Employer WC costs decrease – a report by the National Academy of Social Insurance (NASI) points to good news/bad news for employers. The good news: “Employer costs–defined as benefits paid and administrative costs for self-insured employers, and premiums and deductibles paid for those who buy insurance–fell 6.7 percent in 2008 to $78.9 billion.” But don’t get too excited because the bad news is that medical payments and cash benefits to injured workers saw the largest percentage increase since 2001: “workers’ compensation benefits paid increased 4.4 percent to $57.6 billion in 2008–the most recent year for which data was available. NASI said an 8.8 percent increase in payments for medical care drove medical spending to $29.1 billion in 2008, while wage replacement benefits paid directly to injured workers rose by 0.3 percent to $28.6 billion.”
Retaliation is a no-no – It’s never a good idea to harass a worker who has been injured on the job. Amtrak learned that the hard way after being ordered to pay a Seattle cleaning worker more than $160,000 after it was determined that supervisors had retaliated against her after she reported an on-the-job injury. She was discouraged from filing a report, and then fired, and then her firing was rescinded and reduced to a suspension.

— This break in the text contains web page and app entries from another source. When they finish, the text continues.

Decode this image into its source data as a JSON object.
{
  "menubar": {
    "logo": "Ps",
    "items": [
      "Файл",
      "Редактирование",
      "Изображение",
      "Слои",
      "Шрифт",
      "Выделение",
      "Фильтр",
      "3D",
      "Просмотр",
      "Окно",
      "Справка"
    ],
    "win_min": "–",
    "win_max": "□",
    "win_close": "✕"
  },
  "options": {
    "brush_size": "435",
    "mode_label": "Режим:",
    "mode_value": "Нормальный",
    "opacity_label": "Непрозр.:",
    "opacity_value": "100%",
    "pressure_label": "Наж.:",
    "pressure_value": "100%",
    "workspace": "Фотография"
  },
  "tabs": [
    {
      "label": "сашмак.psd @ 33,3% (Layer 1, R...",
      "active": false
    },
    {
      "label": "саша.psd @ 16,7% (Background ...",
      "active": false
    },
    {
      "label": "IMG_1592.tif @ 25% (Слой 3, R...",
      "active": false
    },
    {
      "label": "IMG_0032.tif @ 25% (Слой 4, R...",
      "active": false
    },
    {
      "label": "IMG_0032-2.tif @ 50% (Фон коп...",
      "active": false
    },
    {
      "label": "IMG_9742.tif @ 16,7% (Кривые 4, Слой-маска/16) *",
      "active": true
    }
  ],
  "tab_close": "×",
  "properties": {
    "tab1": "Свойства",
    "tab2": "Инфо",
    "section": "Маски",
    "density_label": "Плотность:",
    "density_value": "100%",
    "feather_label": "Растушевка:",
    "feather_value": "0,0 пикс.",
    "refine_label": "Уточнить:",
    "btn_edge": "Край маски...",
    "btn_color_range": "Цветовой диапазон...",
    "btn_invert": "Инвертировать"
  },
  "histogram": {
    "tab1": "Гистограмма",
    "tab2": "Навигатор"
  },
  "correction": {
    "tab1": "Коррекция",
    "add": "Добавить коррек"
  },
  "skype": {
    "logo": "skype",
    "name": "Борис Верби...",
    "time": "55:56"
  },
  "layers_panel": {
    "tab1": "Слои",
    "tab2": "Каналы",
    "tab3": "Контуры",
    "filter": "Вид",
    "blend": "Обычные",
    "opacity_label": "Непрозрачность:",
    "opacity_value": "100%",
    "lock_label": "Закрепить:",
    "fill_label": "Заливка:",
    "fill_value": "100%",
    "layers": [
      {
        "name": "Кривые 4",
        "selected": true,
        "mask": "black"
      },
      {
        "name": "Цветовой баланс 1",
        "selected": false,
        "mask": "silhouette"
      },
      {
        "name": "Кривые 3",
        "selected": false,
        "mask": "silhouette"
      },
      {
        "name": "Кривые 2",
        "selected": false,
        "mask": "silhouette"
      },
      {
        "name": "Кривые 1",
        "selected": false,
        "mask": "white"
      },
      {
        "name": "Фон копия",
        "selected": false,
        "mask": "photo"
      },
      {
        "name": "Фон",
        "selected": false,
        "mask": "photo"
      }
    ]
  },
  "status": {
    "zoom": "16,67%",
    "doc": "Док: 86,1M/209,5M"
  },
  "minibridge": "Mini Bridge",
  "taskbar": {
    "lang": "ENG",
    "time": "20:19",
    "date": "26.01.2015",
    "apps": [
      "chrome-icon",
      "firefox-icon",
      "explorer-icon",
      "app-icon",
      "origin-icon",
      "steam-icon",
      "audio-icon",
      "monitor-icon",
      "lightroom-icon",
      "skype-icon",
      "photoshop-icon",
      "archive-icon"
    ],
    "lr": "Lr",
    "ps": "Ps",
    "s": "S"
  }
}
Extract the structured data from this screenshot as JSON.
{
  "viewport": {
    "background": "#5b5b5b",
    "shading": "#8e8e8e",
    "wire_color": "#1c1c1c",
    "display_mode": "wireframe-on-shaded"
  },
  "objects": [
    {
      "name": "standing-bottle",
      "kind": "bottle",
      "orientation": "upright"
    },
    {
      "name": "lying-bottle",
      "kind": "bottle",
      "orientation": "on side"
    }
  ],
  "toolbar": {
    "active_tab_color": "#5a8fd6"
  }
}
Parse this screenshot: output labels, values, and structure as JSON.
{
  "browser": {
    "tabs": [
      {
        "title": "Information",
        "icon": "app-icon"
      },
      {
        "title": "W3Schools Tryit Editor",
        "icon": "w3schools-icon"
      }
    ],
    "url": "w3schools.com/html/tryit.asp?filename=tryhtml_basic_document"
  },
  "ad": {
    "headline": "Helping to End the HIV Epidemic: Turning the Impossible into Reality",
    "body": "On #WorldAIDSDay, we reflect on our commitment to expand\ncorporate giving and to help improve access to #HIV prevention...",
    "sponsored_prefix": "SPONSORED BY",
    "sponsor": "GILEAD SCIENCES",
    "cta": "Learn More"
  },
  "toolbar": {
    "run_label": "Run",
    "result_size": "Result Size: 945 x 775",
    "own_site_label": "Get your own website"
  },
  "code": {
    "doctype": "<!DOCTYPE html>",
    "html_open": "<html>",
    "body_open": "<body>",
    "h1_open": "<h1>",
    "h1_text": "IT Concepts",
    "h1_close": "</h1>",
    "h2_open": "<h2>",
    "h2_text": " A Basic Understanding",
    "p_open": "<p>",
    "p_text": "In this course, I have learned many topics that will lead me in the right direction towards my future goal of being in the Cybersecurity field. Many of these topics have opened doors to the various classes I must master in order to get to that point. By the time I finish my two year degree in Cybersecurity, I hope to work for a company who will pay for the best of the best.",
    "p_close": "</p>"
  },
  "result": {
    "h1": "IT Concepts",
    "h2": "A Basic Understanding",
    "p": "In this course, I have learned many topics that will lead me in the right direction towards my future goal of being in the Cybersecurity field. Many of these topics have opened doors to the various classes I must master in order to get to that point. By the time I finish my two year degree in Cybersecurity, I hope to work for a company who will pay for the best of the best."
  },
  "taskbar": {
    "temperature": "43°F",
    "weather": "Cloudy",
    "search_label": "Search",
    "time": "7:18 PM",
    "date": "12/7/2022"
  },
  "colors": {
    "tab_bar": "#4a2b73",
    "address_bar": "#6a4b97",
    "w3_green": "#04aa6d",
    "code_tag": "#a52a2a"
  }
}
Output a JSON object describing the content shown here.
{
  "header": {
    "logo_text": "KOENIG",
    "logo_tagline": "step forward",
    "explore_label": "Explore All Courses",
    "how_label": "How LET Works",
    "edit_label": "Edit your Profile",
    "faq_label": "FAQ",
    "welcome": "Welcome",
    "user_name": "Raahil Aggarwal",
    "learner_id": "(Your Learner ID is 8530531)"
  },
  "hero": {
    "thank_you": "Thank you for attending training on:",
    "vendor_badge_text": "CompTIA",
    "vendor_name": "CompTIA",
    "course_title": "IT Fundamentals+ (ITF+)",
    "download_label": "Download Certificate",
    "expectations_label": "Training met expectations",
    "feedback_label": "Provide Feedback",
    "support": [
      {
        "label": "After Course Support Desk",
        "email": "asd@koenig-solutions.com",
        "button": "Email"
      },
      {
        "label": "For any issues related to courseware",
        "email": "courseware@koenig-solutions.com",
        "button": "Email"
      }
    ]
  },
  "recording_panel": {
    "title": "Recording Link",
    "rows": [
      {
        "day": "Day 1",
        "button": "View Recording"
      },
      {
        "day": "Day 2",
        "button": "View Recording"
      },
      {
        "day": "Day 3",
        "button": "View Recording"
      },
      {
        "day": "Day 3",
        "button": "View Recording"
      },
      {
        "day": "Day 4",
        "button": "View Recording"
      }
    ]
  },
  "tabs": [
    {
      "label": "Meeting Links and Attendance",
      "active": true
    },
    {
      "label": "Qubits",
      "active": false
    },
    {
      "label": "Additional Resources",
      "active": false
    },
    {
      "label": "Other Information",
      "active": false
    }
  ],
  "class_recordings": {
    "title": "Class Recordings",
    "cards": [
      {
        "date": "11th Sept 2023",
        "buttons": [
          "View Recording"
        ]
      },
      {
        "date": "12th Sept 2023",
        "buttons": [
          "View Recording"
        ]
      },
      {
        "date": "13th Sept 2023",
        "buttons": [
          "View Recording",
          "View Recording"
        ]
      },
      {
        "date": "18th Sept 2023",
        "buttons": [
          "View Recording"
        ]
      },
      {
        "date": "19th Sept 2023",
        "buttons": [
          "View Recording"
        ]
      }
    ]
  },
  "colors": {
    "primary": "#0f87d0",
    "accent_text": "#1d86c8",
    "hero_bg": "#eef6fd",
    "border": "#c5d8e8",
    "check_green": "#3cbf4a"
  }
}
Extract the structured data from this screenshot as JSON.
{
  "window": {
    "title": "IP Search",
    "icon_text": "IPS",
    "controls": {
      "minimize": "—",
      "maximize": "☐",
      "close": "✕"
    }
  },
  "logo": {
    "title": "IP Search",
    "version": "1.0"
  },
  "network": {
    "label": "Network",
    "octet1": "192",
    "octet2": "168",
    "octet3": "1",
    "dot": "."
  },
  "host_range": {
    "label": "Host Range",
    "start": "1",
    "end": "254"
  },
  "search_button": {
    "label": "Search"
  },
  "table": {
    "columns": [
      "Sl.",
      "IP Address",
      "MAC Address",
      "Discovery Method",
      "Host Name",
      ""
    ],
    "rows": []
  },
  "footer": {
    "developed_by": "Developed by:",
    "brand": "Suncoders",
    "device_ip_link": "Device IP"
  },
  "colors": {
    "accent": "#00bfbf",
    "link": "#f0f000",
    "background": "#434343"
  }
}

When animals attack – It seems like there has been an increase in workers being attacked by wild animals lately, but it is probably just that these stories are more widely available due to the web. Here’s a scary clip of a lion attacking his trainer at MGM Las Vegas. Apparently, the worker needed stitches, but wildlife experts say if the lion had been serious, things could have been dire. Meanwhile, in an attack that ended less benignly, an exclusive remedy challenge is looming for SeaWorld Orlando related to the trainer who was killed by a whale. (Hat to tip Comp Time, where we found the lion clip.)